He found the perfect design algorithm: a comfortable elegance. Jean-Marie Massaud is a renowned French architect and designer with an unforgettable signature: a sophisticated ease which is clear in every piece of art he creates. A versatile talent, Massaud has been working on a variety of projects from a chair to a new stadium for Guadalajara, in Mexico, to a car. His portfolio is full of International successful brands like Axor, Cassina, Poliform, Toyota and MDF Italia. A restless thinker and maker his first approach to a project is more focused on the feeling and the experience a product can deliver. This is the reason why his works are a light synthesis among pleasure and environmental responsibility, individual and collective needs, economic requests and industrial efficiency. While he is working on a new chair for the last edition of Salone del Mobile in Milano (April 2016) he took time off to reply to our questions about the Flow chair, his role models and inspirations.
D: How did you come up with the idea of the Flow?
JM: Flow is not a simple chair. It represents the ambition of designing a chair that matches personality and context of each user. I created a system composed by a shell ergonomically mounted on different types of legs (heritage wood, modern aluminum, steel). The seat can be filled with a duvet for a better comfort.
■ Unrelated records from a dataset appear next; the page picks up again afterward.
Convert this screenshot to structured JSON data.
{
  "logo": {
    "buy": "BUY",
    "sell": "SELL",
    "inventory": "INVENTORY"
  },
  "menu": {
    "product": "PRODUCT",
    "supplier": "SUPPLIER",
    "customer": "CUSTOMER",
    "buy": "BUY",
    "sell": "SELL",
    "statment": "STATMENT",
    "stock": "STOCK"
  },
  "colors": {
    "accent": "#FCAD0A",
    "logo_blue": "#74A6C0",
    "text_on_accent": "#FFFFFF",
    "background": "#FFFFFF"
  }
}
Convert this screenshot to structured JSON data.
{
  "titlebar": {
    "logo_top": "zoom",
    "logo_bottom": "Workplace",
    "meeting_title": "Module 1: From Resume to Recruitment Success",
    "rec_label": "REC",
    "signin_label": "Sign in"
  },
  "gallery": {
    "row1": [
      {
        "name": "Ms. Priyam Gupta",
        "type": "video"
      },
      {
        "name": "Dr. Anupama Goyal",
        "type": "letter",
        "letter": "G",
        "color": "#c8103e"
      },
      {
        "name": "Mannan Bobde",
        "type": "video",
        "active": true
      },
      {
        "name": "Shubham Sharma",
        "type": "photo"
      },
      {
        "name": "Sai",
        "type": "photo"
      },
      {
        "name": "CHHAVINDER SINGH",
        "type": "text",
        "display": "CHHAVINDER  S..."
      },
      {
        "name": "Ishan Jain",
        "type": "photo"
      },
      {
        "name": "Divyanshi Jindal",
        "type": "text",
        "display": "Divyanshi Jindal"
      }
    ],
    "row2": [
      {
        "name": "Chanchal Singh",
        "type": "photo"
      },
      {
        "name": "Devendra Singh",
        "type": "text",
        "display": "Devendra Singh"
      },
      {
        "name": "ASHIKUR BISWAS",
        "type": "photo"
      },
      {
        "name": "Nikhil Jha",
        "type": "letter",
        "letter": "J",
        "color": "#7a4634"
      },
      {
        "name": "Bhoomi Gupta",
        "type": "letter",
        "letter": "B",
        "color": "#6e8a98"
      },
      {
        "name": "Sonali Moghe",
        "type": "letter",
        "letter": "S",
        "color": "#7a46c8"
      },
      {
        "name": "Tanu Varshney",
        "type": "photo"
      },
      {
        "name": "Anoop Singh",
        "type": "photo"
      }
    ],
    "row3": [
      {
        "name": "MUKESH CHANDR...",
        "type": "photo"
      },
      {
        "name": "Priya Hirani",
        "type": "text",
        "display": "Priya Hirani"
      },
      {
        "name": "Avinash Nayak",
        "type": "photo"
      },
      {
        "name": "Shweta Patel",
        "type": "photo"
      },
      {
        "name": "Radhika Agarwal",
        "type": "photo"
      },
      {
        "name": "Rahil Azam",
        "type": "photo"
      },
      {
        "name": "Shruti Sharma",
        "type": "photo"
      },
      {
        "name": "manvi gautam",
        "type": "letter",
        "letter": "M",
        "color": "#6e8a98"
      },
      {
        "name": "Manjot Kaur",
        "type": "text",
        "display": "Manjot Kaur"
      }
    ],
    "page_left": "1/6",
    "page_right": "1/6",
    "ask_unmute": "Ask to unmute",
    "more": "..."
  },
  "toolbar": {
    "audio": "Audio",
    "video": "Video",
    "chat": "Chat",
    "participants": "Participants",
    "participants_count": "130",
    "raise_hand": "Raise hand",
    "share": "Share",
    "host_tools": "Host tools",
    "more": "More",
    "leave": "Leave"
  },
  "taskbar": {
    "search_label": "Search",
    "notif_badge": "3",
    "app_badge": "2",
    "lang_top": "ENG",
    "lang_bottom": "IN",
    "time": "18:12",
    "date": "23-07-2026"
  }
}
The elegance of Flow embodies different personalities based on the environment it is placed in: it can be intimate and warm in a living room, professional and efficient if used in an office. Since its debut in 2009, Flow has been the first chair to provide a domestic ease to a work environment. After its launch we have seen a number of similar products flourishing on the market, copying the style and the approach to that particular comfort.
D: What was your inspiration?
JM: Flow is the synthesis of many chairs that caught my attention. From the more traditional wood to the most iconic and modern ones to those of Eero Saarinen, the famous Finnish-American architect and industrial designer, who was able to deliver a relaxing experience through upholstery chairs.
D: Who are your role models in the design industry? Those who have been crucial in your training?
Within the design industry my role models are Charles and Ray Eames for their intelligence, elegance and style. Achille Castiglioni for his smart and unusual gaze, Philippe Starck for his eclecticism, Antonio Citterio for his accuracy. Many people have been crucial in my training like Leonardo Da Vinci, whose works have had a great impact on my whole idea of creativity and creation when I was a child and Thomas Edison, a unique inventor. More recently, I should say, Steve Jobs for broadening the vision of design as a way of shaping a message and the identity of a whole company.
D: When you have to start a new project, what do you do?
JM: I work all day lying down in search for an inspiration. I try to immerse myself into the quality of the experience that this new project should offer. At the beginning my focus is more about the feeling, the sensation and the intuition of what kind of experience the project should deliver.
D: Are you working on a new project for MDF Italia right now?
JM: On April we will launch a new chair system similar to Flow. It will be more accessible in terms of price through the use of more industrial technologies.
D: What’s design for you?
JM: It is the art of thinking and improving the quality of life by offering goods and services that give us the freedom from our daily routine. It is a progressive discipline that aims to do more with less. On this purpose it is necessary to have a vision that is both global and synthetic. It is important to learn and understand the contexts of the project, identifying the issues, defining ambitions and ways to realize it. Design is a solution provider and not a problem solver.